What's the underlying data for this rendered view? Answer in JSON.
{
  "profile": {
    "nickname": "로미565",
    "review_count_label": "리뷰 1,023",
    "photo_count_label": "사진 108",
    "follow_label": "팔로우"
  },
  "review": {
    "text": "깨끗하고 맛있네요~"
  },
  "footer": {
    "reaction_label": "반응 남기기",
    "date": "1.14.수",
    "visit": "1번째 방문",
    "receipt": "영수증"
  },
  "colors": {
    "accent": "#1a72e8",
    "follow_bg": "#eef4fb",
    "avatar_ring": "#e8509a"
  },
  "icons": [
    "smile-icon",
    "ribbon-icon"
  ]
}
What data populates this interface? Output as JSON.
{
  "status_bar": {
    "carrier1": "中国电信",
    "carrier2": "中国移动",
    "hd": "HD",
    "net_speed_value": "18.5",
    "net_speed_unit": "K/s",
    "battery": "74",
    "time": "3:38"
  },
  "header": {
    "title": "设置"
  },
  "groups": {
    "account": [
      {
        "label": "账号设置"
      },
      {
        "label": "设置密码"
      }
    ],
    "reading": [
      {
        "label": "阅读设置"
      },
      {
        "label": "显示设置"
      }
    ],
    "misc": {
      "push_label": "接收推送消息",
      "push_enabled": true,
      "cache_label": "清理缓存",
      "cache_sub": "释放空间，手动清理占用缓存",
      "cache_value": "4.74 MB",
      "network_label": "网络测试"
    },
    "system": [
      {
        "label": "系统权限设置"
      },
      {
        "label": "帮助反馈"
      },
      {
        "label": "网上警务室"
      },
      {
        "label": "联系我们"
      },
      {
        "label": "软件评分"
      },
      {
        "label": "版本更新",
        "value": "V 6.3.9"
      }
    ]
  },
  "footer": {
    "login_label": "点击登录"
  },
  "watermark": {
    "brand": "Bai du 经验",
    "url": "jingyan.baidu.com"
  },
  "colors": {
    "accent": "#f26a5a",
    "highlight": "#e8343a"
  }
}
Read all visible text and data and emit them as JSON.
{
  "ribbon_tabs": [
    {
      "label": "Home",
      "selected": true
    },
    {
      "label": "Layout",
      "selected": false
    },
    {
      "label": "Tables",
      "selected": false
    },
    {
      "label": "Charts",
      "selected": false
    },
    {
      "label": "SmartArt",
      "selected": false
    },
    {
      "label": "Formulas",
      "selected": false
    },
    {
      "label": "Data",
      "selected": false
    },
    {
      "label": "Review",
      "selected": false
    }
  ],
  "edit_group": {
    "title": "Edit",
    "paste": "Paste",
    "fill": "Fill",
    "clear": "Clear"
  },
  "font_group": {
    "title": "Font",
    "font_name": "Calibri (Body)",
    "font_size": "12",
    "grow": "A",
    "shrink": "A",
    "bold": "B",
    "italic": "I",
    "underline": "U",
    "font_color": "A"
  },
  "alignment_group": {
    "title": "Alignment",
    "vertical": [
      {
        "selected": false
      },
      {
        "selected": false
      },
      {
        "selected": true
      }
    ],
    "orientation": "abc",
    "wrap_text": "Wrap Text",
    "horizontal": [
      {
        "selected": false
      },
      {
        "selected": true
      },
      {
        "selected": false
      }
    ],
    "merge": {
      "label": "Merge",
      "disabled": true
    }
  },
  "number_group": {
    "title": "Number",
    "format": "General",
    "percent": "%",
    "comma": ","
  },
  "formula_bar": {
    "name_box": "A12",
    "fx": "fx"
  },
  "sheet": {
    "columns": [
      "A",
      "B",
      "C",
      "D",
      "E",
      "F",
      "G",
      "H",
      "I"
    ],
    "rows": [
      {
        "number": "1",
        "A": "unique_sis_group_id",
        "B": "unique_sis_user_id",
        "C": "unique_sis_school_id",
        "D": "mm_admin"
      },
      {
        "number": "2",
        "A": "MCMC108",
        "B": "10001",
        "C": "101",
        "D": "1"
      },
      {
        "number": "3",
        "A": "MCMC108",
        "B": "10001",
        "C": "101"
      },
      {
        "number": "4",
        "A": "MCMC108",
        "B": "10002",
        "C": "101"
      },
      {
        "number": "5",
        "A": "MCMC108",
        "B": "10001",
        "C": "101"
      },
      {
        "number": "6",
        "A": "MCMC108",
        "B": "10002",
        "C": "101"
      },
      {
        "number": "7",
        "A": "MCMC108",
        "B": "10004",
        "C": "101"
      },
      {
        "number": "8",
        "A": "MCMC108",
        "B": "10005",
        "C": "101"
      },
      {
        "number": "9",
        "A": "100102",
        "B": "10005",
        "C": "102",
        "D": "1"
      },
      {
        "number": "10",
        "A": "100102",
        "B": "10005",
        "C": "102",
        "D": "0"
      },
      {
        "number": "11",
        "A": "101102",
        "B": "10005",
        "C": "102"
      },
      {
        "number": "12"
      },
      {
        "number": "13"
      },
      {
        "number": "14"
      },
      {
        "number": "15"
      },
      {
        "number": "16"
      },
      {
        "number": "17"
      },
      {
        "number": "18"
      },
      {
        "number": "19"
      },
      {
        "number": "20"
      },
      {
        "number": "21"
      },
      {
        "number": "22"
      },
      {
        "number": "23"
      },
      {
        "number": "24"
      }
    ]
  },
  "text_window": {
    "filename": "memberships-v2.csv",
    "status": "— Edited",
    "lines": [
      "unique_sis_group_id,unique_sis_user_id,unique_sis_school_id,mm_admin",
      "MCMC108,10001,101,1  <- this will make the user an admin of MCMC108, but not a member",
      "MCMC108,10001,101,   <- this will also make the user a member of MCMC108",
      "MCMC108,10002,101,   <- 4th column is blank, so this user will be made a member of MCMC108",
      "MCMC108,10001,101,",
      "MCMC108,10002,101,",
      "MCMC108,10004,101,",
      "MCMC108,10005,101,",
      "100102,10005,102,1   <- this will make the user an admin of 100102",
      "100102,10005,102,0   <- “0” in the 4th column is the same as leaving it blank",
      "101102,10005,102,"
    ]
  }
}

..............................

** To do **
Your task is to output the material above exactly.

** Written response **
What's the underlying data for this rendered view? Answer in JSON.
{
  "profile": {
    "nickname": "로미565",
    "review_count_label": "리뷰 1,023",
    "photo_count_label": "사진 108",
    "follow_label": "팔로우"
  },
  "review": {
    "text": "깨끗하고 맛있네요~"
  },
  "footer": {
    "reaction_label": "반응 남기기",
    "date": "1.14.수",
    "visit": "1번째 방문",
    "receipt": "영수증"
  },
  "colors": {
    "accent": "#1a72e8",
    "follow_bg": "#eef4fb",
    "avatar_ring": "#e8509a"
  },
  "icons": [
    "smile-icon",
    "ribbon-icon"
  ]
}
What data populates this interface? Output as JSON.
{
  "status_bar": {
    "carrier1": "中国电信",
    "carrier2": "中国移动",
    "hd": "HD",
    "net_speed_value": "18.5",
    "net_speed_unit": "K/s",
    "battery": "74",
    "time": "3:38"
  },
  "header": {
    "title": "设置"
  },
  "groups": {
    "account": [
      {
        "label": "账号设置"
      },
      {
        "label": "设置密码"
      }
    ],
    "reading": [
      {
        "label": "阅读设置"
      },
      {
        "label": "显示设置"
      }
    ],
    "misc": {
      "push_label": "接收推送消息",
      "push_enabled": true,
      "cache_label": "清理缓存",
      "cache_sub": "释放空间，手动清理占用缓存",
      "cache_value": "4.74 MB",
      "network_label": "网络测试"
    },
    "system": [
      {
        "label": "系统权限设置"
      },
      {
        "label": "帮助反馈"
      },
      {
        "label": "网上警务室"
      },
      {
        "label": "联系我们"
      },
      {
        "label": "软件评分"
      },
      {
        "label": "版本更新",
        "value": "V 6.3.9"
      }
    ]
  },
  "footer": {
    "login_label": "点击登录"
  },
  "watermark": {
    "brand": "Bai du 经验",
    "url": "jingyan.baidu.com"
  },
  "colors": {
    "accent": "#f26a5a",
    "highlight": "#e8343a"
  }
}
Read all visible text and data and emit them as JSON.
{
  "ribbon_tabs": [
    {
      "label": "Home",
      "selected": true
    },
    {
      "label": "Layout",
      "selected": false
    },
    {
      "label": "Tables",
      "selected": false
    },
    {
      "label": "Charts",
      "selected": false
    },
    {
      "label": "SmartArt",
      "selected": false
    },
    {
      "label": "Formulas",
      "selected": false
    },
    {
      "label": "Data",
      "selected": false
    },
    {
      "label": "Review",
      "selected": false
    }
  ],
  "edit_group": {
    "title": "Edit",
    "paste": "Paste",
    "fill": "Fill",
    "clear": "Clear"
  },
  "font_group": {
    "title": "Font",
    "font_name": "Calibri (Body)",
    "font_size": "12",
    "grow": "A",
    "shrink": "A",
    "bold": "B",
    "italic": "I",
    "underline": "U",
    "font_color": "A"
  },
  "alignment_group": {
    "title": "Alignment",
    "vertical": [
      {
        "selected": false
      },
      {
        "selected": false
      },
      {
        "selected": true
      }
    ],
    "orientation": "abc",
    "wrap_text": "Wrap Text",
    "horizontal": [
      {
        "selected": false
      },
      {
        "selected": true
      },
      {
        "selected": false
      }
    ],
    "merge": {
      "label": "Merge",
      "disabled": true
    }
  },
  "number_group": {
    "title": "Number",
    "format": "General",
    "percent": "%",
    "comma": ","
  },
  "formula_bar": {
    "name_box": "A12",
    "fx": "fx"
  },
  "sheet": {
    "columns": [
      "A",
      "B",
      "C",
      "D",
      "E",
      "F",
      "G",
      "H",
      "I"
    ],
    "rows": [
      {
        "number": "1",
        "A": "unique_sis_group_id",
        "B": "unique_sis_user_id",
        "C": "unique_sis_school_id",
        "D": "mm_admin"
      },
      {
        "number": "2",
        "A": "MCMC108",
        "B": "10001",
        "C": "101",
        "D": "1"
      },
      {
        "number": "3",
        "A": "MCMC108",
        "B": "10001",
        "C": "101"
      },
      {
        "number": "4",
        "A": "MCMC108",
        "B": "10002",
        "C": "101"
      },
      {
        "number": "5",
        "A": "MCMC108",
        "B": "10001",
        "C": "101"
      },
      {
        "number": "6",
        "A": "MCMC108",
        "B": "10002",
        "C": "101"
      },
      {
        "number": "7",
        "A": "MCMC108",
        "B": "10004",
        "C": "101"
      },
      {
        "number": "8",
        "A": "MCMC108",
        "B": "10005",
        "C": "101"
      },
      {
        "number": "9",
        "A": "100102",
        "B": "10005",
        "C": "102",
        "D": "1"
      },
      {
        "number": "10",
        "A": "100102",
        "B": "10005",
        "C": "102",
        "D": "0"
      },
      {
        "number": "11",
        "A": "101102",
        "B": "10005",
        "C": "102"
      },
      {
        "number": "12"
      },
      {
        "number": "13"
      },
      {
        "number": "14"
      },
      {
        "number": "15"
      },
      {
        "number": "16"
      },
      {
        "number": "17"
      },
      {
        "number": "18"
      },
      {
        "number": "19"
      },
      {
        "number": "20"
      },
      {
        "number": "21"
      },
      {
        "number": "22"
      },
      {
        "number": "23"
      },
      {
        "number": "24"
      }
    ]
  },
  "text_window": {
    "filename": "memberships-v2.csv",
    "status": "— Edited",
    "lines": [
      "unique_sis_group_id,unique_sis_user_id,unique_sis_school_id,mm_admin",
      "MCMC108,10001,101,1  <- this will make the user an admin of MCMC108, but not a member",
      "MCMC108,10001,101,   <- this will also make the user a member of MCMC108",
      "MCMC108,10002,101,   <- 4th column is blank, so this user will be made a member of MCMC108",
      "MCMC108,10001,101,",
      "MCMC108,10002,101,",
      "MCMC108,10004,101,",
      "MCMC108,10005,101,",
      "100102,10005,102,1   <- this will make the user an admin of 100102",
      "100102,10005,102,0   <- “0” in the 4th column is the same as leaving it blank",
      "101102,10005,102,"
    ]
  }
}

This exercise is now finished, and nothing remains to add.